4:10 AM – the alarm on my phone goes off – a mix of a loud snoring sound and the phone vibrating on my nightstand.
Am I really gonna do this? Do I really WANT to do this?
10 miles? Really? It’s 30° outside.
I could just hit the snooze…or better yet, just go back to sleep until 6:45.
Sleep is good right? We all need sleep, don’t we? Maybe I’ll just close my eyes…
I’d rather be sleeping….but then who’s gonna run these miles?
– My post on Facebook at 4:12AM
As I covered my 10 miles during the predawn hours this morning, I realized just how good I felt being out there on the road.
Yes, it was early.
Yes, it was dark.
Yes, it was cold.
But I felt great. Despite my apathy at 4:10AM when the alarm went off, throughout my run I. Felt. Great!
I talk a lot on this blog about inertia. It is one of the strongest fundamental principles of physics – a body in motion tends to stay in motion, a body at rest tends to stay at rest. I believe it also is a fundamental principle of the human condition. One of the most difficult things for us as humans to do is to change our inertia – couch potatoes rarely get off of the couch. Compulsive exercisers rarely stop – for fear that they might not get going again.
The key, for those of us in the middle, is to understand that inertia is real and that to go from rest to motion, we must go through what I like to call the “Toughest Ten Minutes of the Day”. It’s those ten minutes of putting on the shorts and shoes, walking out the door and moving that in all likelihood is the hardest part of your workout…unless maybe you’re doing hill sprints, but that’s a different kind of tough. No matter what your workout is going to be, no matter how physically demanding, the key is overcoming the mental hurdle – the anticipation of the pain or burn, the expectation of the cold air, the knowledge that this could take a couple of hours, the call of your pillow, comforter or couch.

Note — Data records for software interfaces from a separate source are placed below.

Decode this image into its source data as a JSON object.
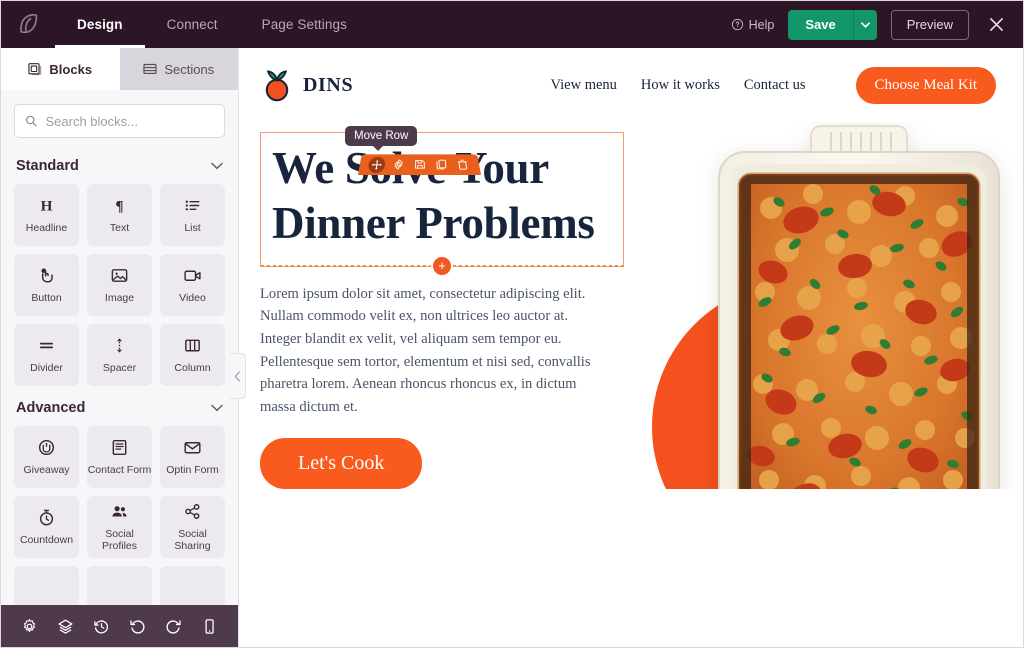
{
  "topbar": {
    "logo_icon": "leaf-logo-icon",
    "tabs": [
      {
        "label": "Design",
        "active": true
      },
      {
        "label": "Connect",
        "active": false
      },
      {
        "label": "Page Settings",
        "active": false
      }
    ],
    "help_label": "Help",
    "help_icon": "question-circle-icon",
    "save_label": "Save",
    "save_caret_icon": "chevron-down-icon",
    "preview_label": "Preview",
    "close_icon": "close-icon",
    "colors": {
      "bar_bg": "#2b1526",
      "save_green": "#12966a"
    }
  },
  "sidebar": {
    "tabs": [
      {
        "label": "Blocks",
        "icon": "blocks-icon",
        "active": true
      },
      {
        "label": "Sections",
        "icon": "sections-icon",
        "active": false
      }
    ],
    "search": {
      "placeholder": "Search blocks...",
      "value": "",
      "icon": "search-icon"
    },
    "groups": [
      {
        "title": "Standard",
        "chevron_icon": "chevron-down-icon",
        "blocks": [
          {
            "label": "Headline",
            "icon": "headline-icon"
          },
          {
            "label": "Text",
            "icon": "paragraph-icon"
          },
          {
            "label": "List",
            "icon": "list-icon"
          },
          {
            "label": "Button",
            "icon": "button-pointer-icon"
          },
          {
            "label": "Image",
            "icon": "image-icon"
          },
          {
            "label": "Video",
            "icon": "video-icon"
          },
          {
            "label": "Divider",
            "icon": "divider-icon"
          },
          {
            "label": "Spacer",
            "icon": "spacer-icon"
          },
          {
            "label": "Column",
            "icon": "column-icon"
          }
        ]
      },
      {
        "title": "Advanced",
        "chevron_icon": "chevron-down-icon",
        "blocks": [
          {
            "label": "Giveaway",
            "icon": "giveaway-icon"
          },
          {
            "label": "Contact Form",
            "icon": "contact-form-icon"
          },
          {
            "label": "Optin Form",
            "icon": "envelope-icon"
          },
          {
            "label": "Countdown",
            "icon": "stopwatch-icon"
          },
          {
            "label": "Social Profiles",
            "icon": "people-icon"
          },
          {
            "label": "Social Sharing",
            "icon": "share-icon"
          }
        ]
      }
    ],
    "collapse_icon": "chevron-left-icon",
    "bottom_tools": [
      {
        "icon": "gear-icon",
        "name": "settings"
      },
      {
        "icon": "layers-icon",
        "name": "layers"
      },
      {
        "icon": "history-icon",
        "name": "revisions"
      },
      {
        "icon": "undo-icon",
        "name": "undo"
      },
      {
        "icon": "redo-icon",
        "name": "redo"
      },
      {
        "icon": "mobile-icon",
        "name": "device-preview"
      }
    ]
  },
  "row_toolbar": {
    "tooltip": "Move Row",
    "tools": [
      {
        "icon": "move-arrows-icon",
        "name": "move-row",
        "selected": true
      },
      {
        "icon": "gear-icon",
        "name": "row-settings",
        "selected": false
      },
      {
        "icon": "save-icon",
        "name": "save-row",
        "selected": false
      },
      {
        "icon": "duplicate-icon",
        "name": "duplicate-row",
        "selected": false
      },
      {
        "icon": "trash-icon",
        "name": "delete-row",
        "selected": false
      }
    ]
  },
  "canvas": {
    "site_header": {
      "brand_name": "DINS",
      "brand_icon": "tomato-logo-icon",
      "nav": [
        {
          "label": "View menu"
        },
        {
          "label": "How it works"
        },
        {
          "label": "Contact us"
        }
      ],
      "cta_label": "Choose Meal Kit"
    },
    "hero": {
      "headline": "We Solve Your Dinner Problems",
      "paragraph": "Lorem ipsum dolor sit amet, consectetur adipiscing elit. Nullam commodo velit ex, non ultrices leo auctor at. Integer blandit ex velit, vel aliquam sem tempor eu. Pellentesque sem tortor, elementum et nisi sed, convallis pharetra lorem. Aenean rhoncus rhoncus ex, in dictum massa dictum et.",
      "button_label": "Let's Cook",
      "add_block_icon": "plus-circle-icon",
      "image_alt": "baked pasta casserole with pepperoni and parsley in white dish",
      "accent_color": "#f95a1e",
      "headline_color": "#17243c"
    }
  }
}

That ten minutes before your run can be the most difficult part of your workout. Unlike a job you may not like, you are not getting paid to run. Unlike a class you are dreading, you are not paying to attend. In both cases you have the extra motivation of dollars to show up. Unless you are Ryan Hall, Kara Goucher or the like, you are not getting paid to run. The motivation has to come from within. You have to fight that feeling that maybe I’ll just sit here instead for this workout.
I promise you, if you can overcome those toughest ten minutes of the day, whether in the predawn hours, midday or late at night, the payoff is well worth it.